**Problem details:** Scan the following material for the string "Target" and copy each line in which it appears.
------
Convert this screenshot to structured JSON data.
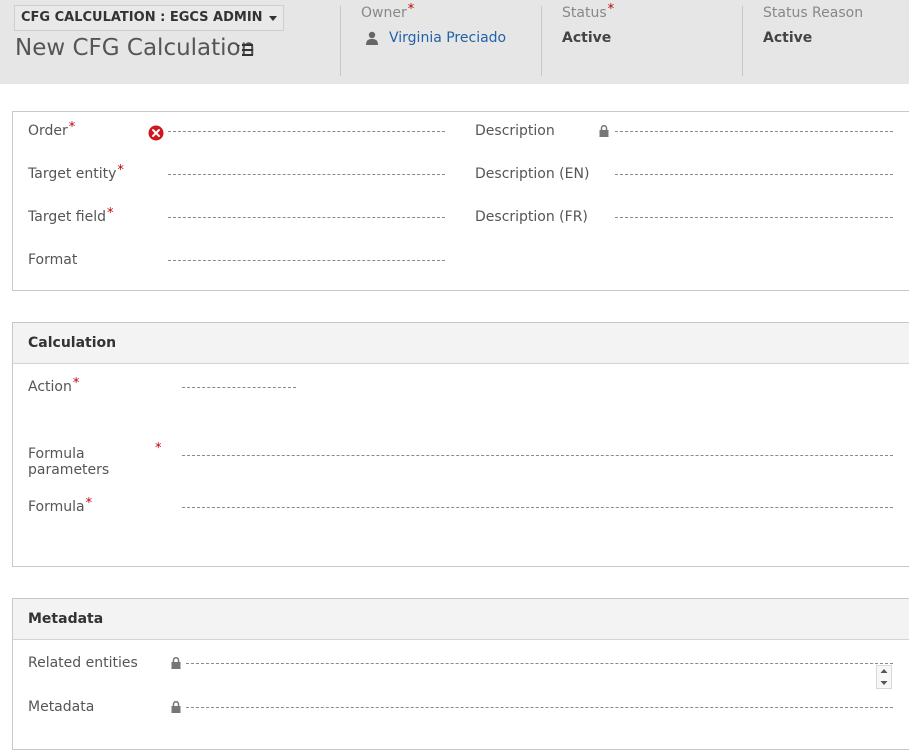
{
  "header": {
    "form_selector": "CFG CALCULATION : EGCS ADMIN",
    "record_title": "New CFG Calculation",
    "owner": {
      "label": "Owner",
      "value": "Virginia Preciado",
      "required": "*"
    },
    "status": {
      "label": "Status",
      "value": "Active",
      "required": "*"
    },
    "status_reason": {
      "label": "Status Reason",
      "value": "Active"
    }
  },
  "general": {
    "order_label": "Order",
    "target_entity_label": "Target entity",
    "target_field_label": "Target field",
    "format_label": "Format",
    "description_label": "Description",
    "description_en_label": "Description (EN)",
    "description_fr_label": "Description (FR)",
    "required": "*"
  },
  "calculation": {
    "title": "Calculation",
    "action_label": "Action",
    "formula_parameters_label_1": "Formula",
    "formula_parameters_label_2": "parameters",
    "formula_label": "Formula",
    "required": "*"
  },
  "metadata": {
    "title": "Metadata",
    "related_entities_label": "Related entities",
    "metadata_label": "Metadata"
  },
  "colors": {
    "header_bg": "#e6e6e6",
    "required": "#c00000",
    "link": "#2263a8",
    "error": "#d0161e"
  },
  "icons": [
    "chevron-down-icon",
    "nav-menu-icon",
    "person-icon",
    "error-icon",
    "lock-icon",
    "spinner-up-icon",
    "spinner-down-icon"
  ]
}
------
**Task output:**
    "target_entity_label": "Target entity",
    "target_field_label": "Target field",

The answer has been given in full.